"The technology is not that challenging," Mair said. But it all comes down to how viable it would be, he added.
Reuters on cleaner fuel in Armenia:
In countries like the Netherlands, switching from petrol to gas is seen as a green option.
In landlocked Armenia, it is not concerns over climate change or global warming that are driving growth in gas-powered vehicles. Instead, it is harsh necessity -- and an unresolved war with Azerbaijan, its neighbor to the east.
Most of the world's gas-powered vehicles run on Liquefied Petroleum Gas (LPG), a by-product of crude oil and natural gas refining. Armenia uses the natural gas it has readily available.
Friday, August 18, 2006
He provides a good overview of the geological, climatic and in turn species and life changes on Earth for the past millions of years. He concludes the following:
His simple conclusion that in the past Climate has been changing, hence, the present change is not to be worried. However, the issue at this point in time is "Is the present Climate Change induced by humans? and how does it effect the human and other life in the coming decades and centuries."
On all scales of observation and measurement, sea level and climate are not constant. Change is normal and is driven by a large num-ber of natural forces. Change can be slow or very fast. However, we see political slogans such as Stop Climate Change or government publications such as Living with Climate Change, demonstrating that both the community and government believe that climate variability and change are not normal. By using the past as the key to the present, we are facing the next inevitable glaciation, yet the climate, economic, political and social models of today assess the impact of a very slight warming and do not evaluate the higher risk of yet another glaciation. Geology, archaeology and history show that during glaciation, famine, war, depopulation and extinction are the norm.
If possible, can we do something about it?
A highly respected Australian scientist said recently of global warming: "It’s like Pascal's wager. The consequences if we worry and take action about global warming will be minor if we are wrong. If we do not take action and we are wrong, the consequences will be devastating."

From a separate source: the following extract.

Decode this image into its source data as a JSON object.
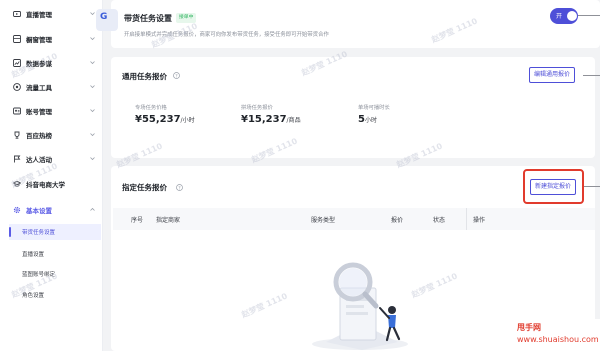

As I nodded off in the front of a blazing log fire, I mused about the future of Australian politics. I imagined bipartisan agreement on monetary and fiscal policy, virtual agreement about health and education and on the desirability of running a lean government with all activities that could be provided by private contractors so provided. The big future political divide is about the environment – one party wanting a greener, quieter, cleaner and if necessary materially poorer future and the other effectively advocating an Australia that is browner, noisier, dirtier but materially richer.

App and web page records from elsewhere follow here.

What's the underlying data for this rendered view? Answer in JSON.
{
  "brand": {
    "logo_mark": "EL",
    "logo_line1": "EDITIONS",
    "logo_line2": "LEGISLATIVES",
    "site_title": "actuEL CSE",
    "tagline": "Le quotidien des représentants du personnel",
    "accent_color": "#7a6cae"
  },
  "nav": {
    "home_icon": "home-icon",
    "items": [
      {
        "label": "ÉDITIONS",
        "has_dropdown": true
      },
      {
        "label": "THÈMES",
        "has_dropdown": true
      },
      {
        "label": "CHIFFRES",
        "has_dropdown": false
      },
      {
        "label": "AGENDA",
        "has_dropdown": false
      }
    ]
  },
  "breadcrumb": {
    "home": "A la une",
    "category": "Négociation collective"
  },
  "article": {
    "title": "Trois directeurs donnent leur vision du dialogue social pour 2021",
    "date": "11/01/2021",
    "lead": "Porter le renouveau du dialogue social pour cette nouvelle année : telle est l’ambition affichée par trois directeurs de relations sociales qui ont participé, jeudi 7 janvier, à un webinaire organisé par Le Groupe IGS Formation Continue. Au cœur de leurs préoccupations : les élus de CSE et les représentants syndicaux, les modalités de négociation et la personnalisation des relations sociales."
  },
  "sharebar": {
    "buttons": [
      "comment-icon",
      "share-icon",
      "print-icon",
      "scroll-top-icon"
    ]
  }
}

What of the debate about global warming? It seemed in my dream to be accepted as fact by both major parties, the evidence having become incontrovertible. Strenuous efforts were being made to restore water to the Mighty Murray, to protect endangered species and to clean up polluted streams and parks.
"I believe that today the world faces three interrelated challenges: the challenge of security, including the risks associated with weapons of mass destruction and terrorism; the challenge of poverty and underdevelopment; and the challenge of environmental sustainability."